A big thank you to Dr. Tim Howle, principal of Irwin Intermediate School and teachers who helped to coordinate this activity. Thanks to the students for creating the beautiful cards and taking the pictures.

This just serves to remind us all that when we say thank you it can changes lives. A salute to all our courageous troops wherever they are. Animal World USA also extends our gratitude and say "We love you!"

Monday, May 3, 2010

Tell Congress to Close Loopholes on Cruel Shark Finning

by Mat Thomas,

Every year, the world’s fishermen hack all the fins off of more than 100 million living sharks and dump their dismembered bodies back into the sea, leaving these massive fish to suffer an agonizing death that can take days. Some die from starvation, while others are slowly devoured by various predators, or simply suffocate because they cannot swim and sharks must remain in constant motion to keep oxygenated water flowing through their gills.

The driving force behind this aquatic atrocity is the growing global appetite for shark fin soup, a high-priced delicacy that is most popular in China, Japan and other far-east Asian nations. Shark fins fetch about $200 per pound, while shark meat only sells for less than one-tenth that price.

So it is economically profitable for fishing companies to simply chop sharks’ fins off and throw their mutilated bodies overboard because ships can only fit so much flesh in their refrigerated holds on long journeys out at sea.

The impact of this inhumane practice has been devastating to fragile oceanic ecosystems. Coupled with other slash-and-burn methods like long-line fishing, shark finning has caused a 90 percent decline in worldwide shark populations over the last half century.

And because sharks are the top apex predators of the deep, their dramatic disappearance has led to radically increased numbers of rays and skates, which devour shellfish at an unsustainable rate.

Fortunately, some people are taking effective action to counter the seafood industry’s wave of wanton destruction. When the Goldman Environmental Prize (widely considered the “Nobel” of environmental awards) recently recognized biologist Randall Arauz for his efforts to end shark finning in Costa Rica, the campaign against this abominable animal abuse achieved new levels of international awareness.

His undercover video documentation of a vessel finning 30,000 sharks ultimately led to a ban on the practice in his native country. Formerly the third largest exporter of shark meat, the law Costa Rica passed in 2006 has become a model for countries around the world to follow.

Momentum to prohibit shark finning by the U.S. fishing fleet is proceeding apace here, as well. Congress banned shark finning in 2000, but a loophole allows ships in the Pacific Ocean to bring shark fins to market as long as they weigh less than five percent of sharks’ “dressed” weight (i.e., the carcass minus its head and innards).

In March 2009, the House of Representatives passed a bill to make Pacific fisheries comply with the same rules as those operating in the Atlantic Ocean, Caribbean Sea and Gulf of Mexico.
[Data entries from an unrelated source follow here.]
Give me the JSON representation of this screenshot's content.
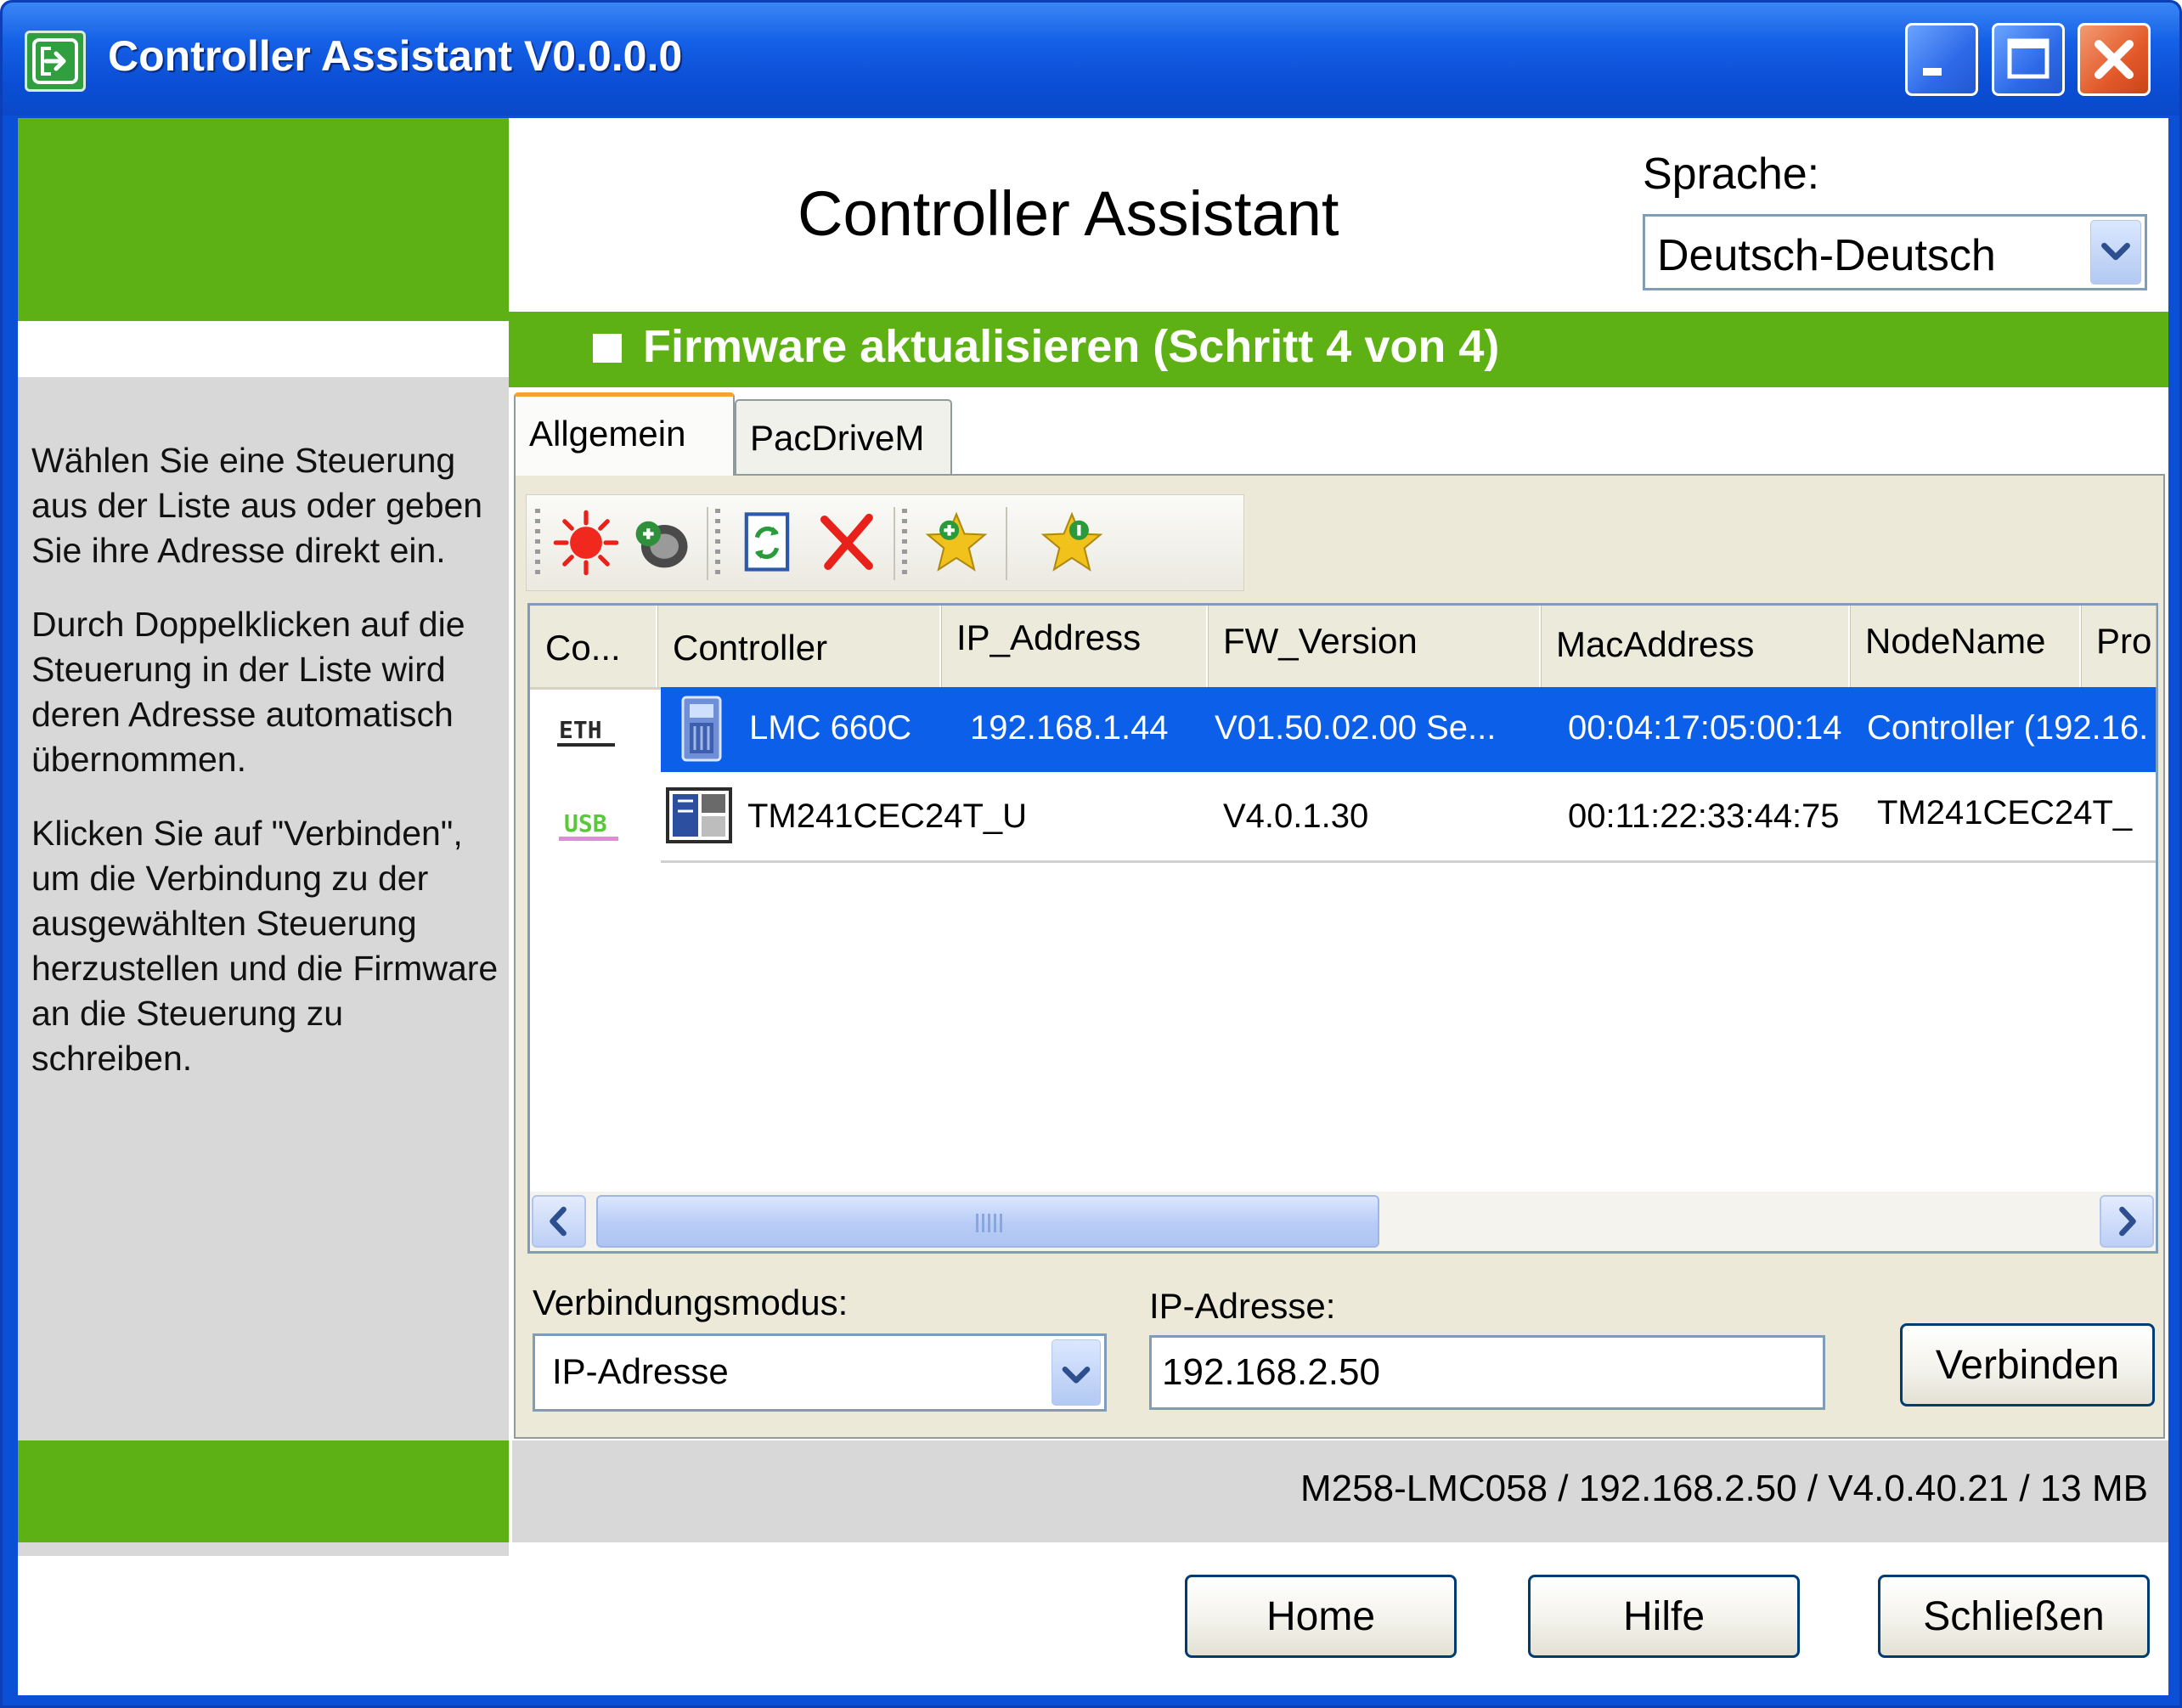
{
  "window": {
    "title": "Controller Assistant V0.0.0.0"
  },
  "header": {
    "app_heading": "Controller Assistant",
    "language_label": "Sprache:",
    "language_value": "Deutsch-Deutsch"
  },
  "step": {
    "title": "Firmware aktualisieren (Schritt 4 von 4)"
  },
  "instructions": {
    "p1": "Wählen Sie eine Steuerung aus der Liste aus oder geben Sie ihre Adresse direkt ein.",
    "p2": "Durch Doppelklicken auf die Steuerung in der Liste wird deren Adresse automatisch übernommen.",
    "p3": "Klicken Sie auf \"Verbinden\", um die Verbindung zu der ausgewählten Steuerung herzustellen und die Firmware an die Steuerung zu schreiben."
  },
  "tabs": [
    {
      "label": "Allgemein",
      "active": true
    },
    {
      "label": "PacDriveM",
      "active": false
    }
  ],
  "toolbar": {
    "icons": [
      "refresh-scan-icon",
      "connection-settings-icon",
      "update-list-icon",
      "delete-icon",
      "add-favorite-icon",
      "favorite-icon"
    ]
  },
  "table": {
    "columns": [
      "Co...",
      "Controller",
      "IP_Address",
      "FW_Version",
      "MacAddress",
      "NodeName",
      "Pro"
    ],
    "rows": [
      {
        "connection": "ETH",
        "controller": "LMC 660C",
        "ip": "192.168.1.44",
        "fw": "V01.50.02.00 Se...",
        "mac": "00:04:17:05:00:14",
        "node": "Controller (192.16.",
        "selected": true
      },
      {
        "connection": "USB",
        "controller": "TM241CEC24T_U",
        "ip": "",
        "fw": "V4.0.1.30",
        "mac": "00:11:22:33:44:75",
        "node": "TM241CEC24T_",
        "selected": false
      }
    ]
  },
  "connection": {
    "mode_label": "Verbindungsmodus:",
    "mode_value": "IP-Adresse",
    "ip_label": "IP-Adresse:",
    "ip_value": "192.168.2.50",
    "connect_button": "Verbinden"
  },
  "status": {
    "text": "M258-LMC058 / 192.168.2.50 / V4.0.40.21 / 13 MB"
  },
  "footer": {
    "home": "Home",
    "help": "Hilfe",
    "close": "Schließen"
  },
  "colors": {
    "accent_green": "#5eb114",
    "titlebar_blue": "#0b4fd6",
    "selection_blue": "#0b5fe8",
    "panel_gray": "#d8d8d8"
  }
}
Passage of a Senate companion bill, entitled the Shark Conservation Act (S. 850), is all that’s needed to make it the law of the land (and sea).

What You Can Do
Please urge your two U.S. Senators to support and co-sponsor the Shark Conservation Act.
Also call and write President Obama urging him to aggressively promote an international ban on shark finning, as only 33 of the world’s nearly 200 countries have instituted regulations against the practice.